The Guardian reports: For Fatemeh, the pill she takes twice a day in her home in Iran means the difference between life and death. Earlier this summer when she contacted her friend Mohammad in the US to say she was running out of the medicine due to a shortage, the obvious thing for her fellow Iranian to do was to order it from the chemist next door and have it shipped directly to Iran. To the dismay of Fatemeh and Mohammad, the order was rejected because of US sanctions on trade with Iran.
This week, Standard Chartered bank was accused by US regulators of scheming with Iran to hide transactions, an accusation it denies. While the sanctions focus may currently be on big institutions, in the eyes of ordinary Iranians, it is they who bear the brunt.

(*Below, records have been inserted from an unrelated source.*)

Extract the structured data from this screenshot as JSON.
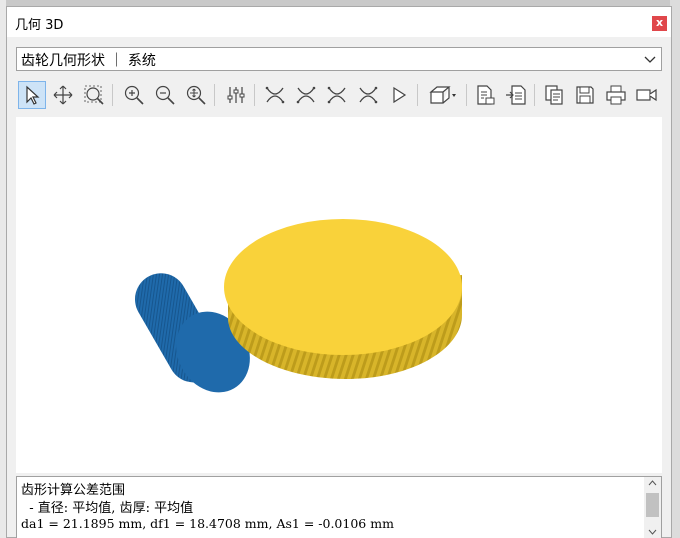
{
  "window": {
    "title": "几何 3D",
    "close_label": "x"
  },
  "selector": {
    "value": "齿轮几何形状 ｜ 系统"
  },
  "toolbar": {
    "tools": [
      "select-arrow-icon",
      "pan-move-icon",
      "zoom-window-icon",
      "zoom-in-icon",
      "zoom-out-icon",
      "zoom-fit-icon",
      "settings-sliders-icon",
      "view-curve-1-icon",
      "view-curve-2-icon",
      "view-curve-3-icon",
      "view-curve-4-icon",
      "play-icon",
      "cube-view-icon",
      "export-document-icon",
      "import-document-icon",
      "copy-icon",
      "save-icon",
      "print-icon",
      "video-camera-icon"
    ]
  },
  "scene": {
    "colors": {
      "pinion": "#1f6aab",
      "wheel": "#f9d23a",
      "wheel_teeth": "#d8b52a"
    }
  },
  "output": {
    "line1": "齿形计算公差范围",
    "line2": "  - 直径: 平均值, 齿厚: 平均值",
    "line3": "da1 = 21.1895 mm, df1 = 18.4708 mm, As1 = -0.0106 mm"
  }
}
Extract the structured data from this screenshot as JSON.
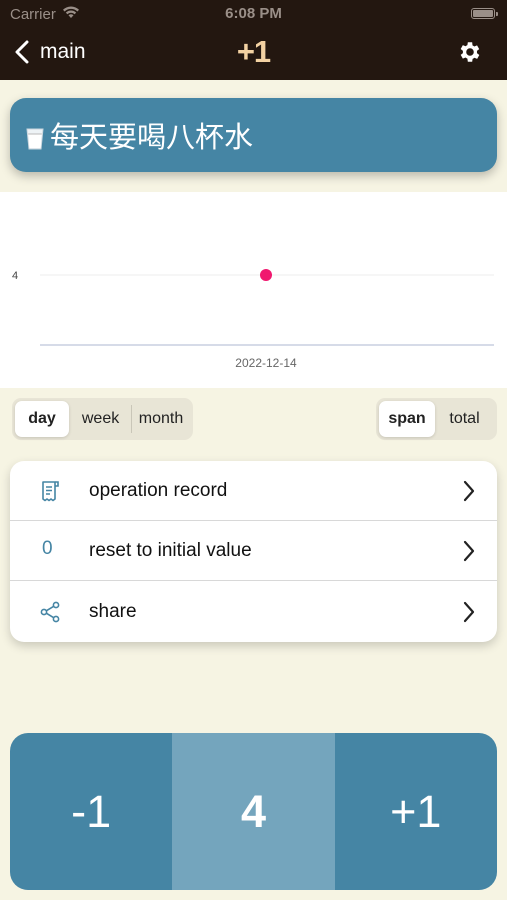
{
  "status": {
    "carrier": "Carrier",
    "time": "6:08 PM"
  },
  "nav": {
    "back_label": "main",
    "logo": "+1",
    "settings_icon": "gear-icon"
  },
  "title": {
    "text": "每天要喝八杯水",
    "icon": "glass-of-milk-icon"
  },
  "chart_data": {
    "type": "scatter",
    "x": [
      "2022-12-14"
    ],
    "y": [
      4
    ],
    "y_ticks": [
      4
    ],
    "x_ticks": [
      "2022-12-14"
    ],
    "point_color": "#f0186f",
    "grid": true
  },
  "range_tabs": [
    {
      "label": "day",
      "active": true
    },
    {
      "label": "week",
      "active": false
    },
    {
      "label": "month",
      "active": false
    }
  ],
  "mode_tabs": [
    {
      "label": "span",
      "active": true
    },
    {
      "label": "total",
      "active": false
    }
  ],
  "menu": {
    "items": [
      {
        "label": "operation record",
        "icon": "receipt-icon"
      },
      {
        "label": "reset to initial value",
        "icon_text": "0"
      },
      {
        "label": "share",
        "icon": "share-icon"
      }
    ]
  },
  "counter": {
    "minus": "-1",
    "value": "4",
    "plus": "+1"
  },
  "colors": {
    "accent": "#4585a4",
    "accent_light": "#74a5bd",
    "background": "#f6f4e3",
    "navbar": "#231710",
    "logo": "#f3d2a3"
  }
}
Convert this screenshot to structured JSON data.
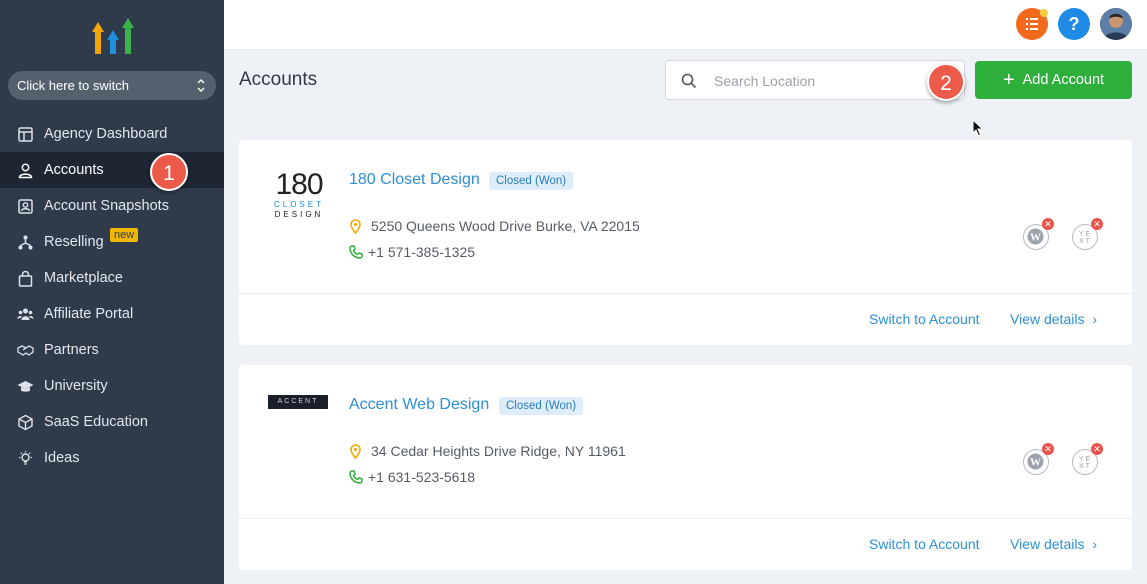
{
  "sidebar": {
    "switcher_label": "Click here to switch",
    "items": [
      {
        "label": "Agency Dashboard",
        "icon": "dashboard-icon"
      },
      {
        "label": "Accounts",
        "icon": "user-icon",
        "active": true
      },
      {
        "label": "Account Snapshots",
        "icon": "snapshot-icon"
      },
      {
        "label": "Reselling",
        "icon": "network-icon",
        "badge": "new"
      },
      {
        "label": "Marketplace",
        "icon": "bag-icon"
      },
      {
        "label": "Affiliate Portal",
        "icon": "people-icon"
      },
      {
        "label": "Partners",
        "icon": "handshake-icon"
      },
      {
        "label": "University",
        "icon": "graduation-cap-icon"
      },
      {
        "label": "SaaS Education",
        "icon": "box-icon"
      },
      {
        "label": "Ideas",
        "icon": "lightbulb-icon"
      }
    ]
  },
  "annotations": {
    "step1": "1",
    "step2": "2"
  },
  "topbar": {
    "icons": [
      "tasks-icon",
      "help-icon",
      "avatar"
    ],
    "help_label": "?"
  },
  "header": {
    "title": "Accounts",
    "search_placeholder": "Search Location",
    "add_button_label": "Add Account"
  },
  "accounts": [
    {
      "name": "180 Closet Design",
      "status": "Closed (Won)",
      "address": "5250 Queens Wood Drive Burke, VA 22015",
      "phone": "+1 571-385-1325",
      "logo_text": "180",
      "logo_sub1": "CLOSET",
      "logo_sub2": "DESIGN",
      "switch_label": "Switch to Account",
      "details_label": "View details"
    },
    {
      "name": "Accent Web Design",
      "status": "Closed (Won)",
      "address": "34 Cedar Heights Drive Ridge, NY 11961",
      "phone": "+1 631-523-5618",
      "logo_text": "ACCENT",
      "switch_label": "Switch to Account",
      "details_label": "View details"
    }
  ],
  "colors": {
    "sidebar_bg": "#2f3a4b",
    "accent_green": "#2eae3a",
    "link_blue": "#2d8fd5",
    "step_red": "#ec5a4a"
  }
}
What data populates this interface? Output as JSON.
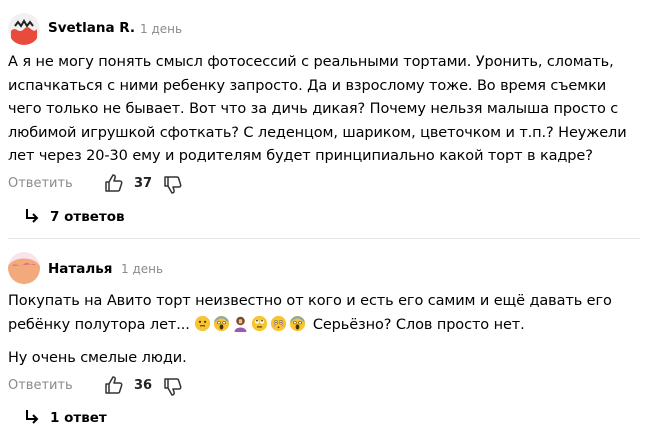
{
  "comments": [
    {
      "author": "Svetlana R.",
      "time": "1 день",
      "paragraphs": [
        "А я не могу понять смысл фотосессий с реальными тортами. Уронить, сломать, испачкаться с ними ребенку запросто. Да и взрослому тоже. Во время съемки чего только не бывает. Вот что за дичь дикая? Почему нельзя малыша просто с любимой игрушкой сфоткать? С леденцом, шариком, цветочком и т.п.? Неужели лет через 20-30 ему и родителям будет принципиально какой торт в кадре?"
      ],
      "reply_label": "Ответить",
      "likes": "37",
      "replies_label": "7 ответов"
    },
    {
      "author": "Наталья",
      "time": "1 день",
      "paragraph1_before_emoji": "Покупать на Авито торт неизвестно от кого и есть его самим и ещё давать его ребёнку полутора лет... ",
      "emojis": [
        "thinking-face",
        "screaming-face",
        "facepalm",
        "rolling-eyes-face",
        "flushed-face",
        "screaming-face"
      ],
      "paragraph1_after_emoji": " Серьёзно? Слов просто нет.",
      "paragraph2": "Ну очень смелые люди.",
      "reply_label": "Ответить",
      "likes": "36",
      "replies_label": "1 ответ"
    }
  ],
  "colors": {
    "avatar1_bg": "#f4f4f4",
    "avatar2_bg": "#fce4ec",
    "muted_text": "#8b8b8b"
  }
}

“My friend suffers from Brugada syndrome [a heart condition] and has abnormal electrocardiogram and is at risk of sudden death,” said Mohammad, who lives in Moorhead, Minnesota. “There is one drug that is very effective in regulating the electrocardiogram, and hence preventing cardiac arrest. It is called quinidine sulfate and is manufactured in the US.”
Mohammad ultimately circumvented the problem by having the medicine ordered to his home address and sent to Iran through friends. “By the time she got the pills, her own supply was finishing within four days, what if we couldn’t send them in time? Who would be responsible if anything had happened to her?” he asked.
With the latest embargo placed on the importing of Iranian oil, sanctions are now tighter than ever. Western officials argue that sanctions are aimed at punishing the Iranian regime in the hope of forcing it to comply with international rules over its disputed nuclear programme, but many Iranians see things differently.
“Sanctions are affecting the entire country, but it is the people that bear the brunt and have the least ability to protect themselves from this pressure,” said Trita Parsi, president of the National Iranian American Council and the author of the book A Single Roll of the Dice: Obama’s Diplomacy with Iran. “What is most concerning is that it is now increasingly clear that the people are the target,” he said.
According to Parsi, those advocating the punitive measures hope that pressure on the people will translate into pressure on the government. “That works in theory – in democracies. But in a non-democracy, such as Iran, the ability for people to pressure their government is limited,” he said. “Many in Washington acknowledge that we are conducting economic warfare. That means the entire Iranian economy is the battlefield – and ordinary Iranians are [seen as] enemy combatants.”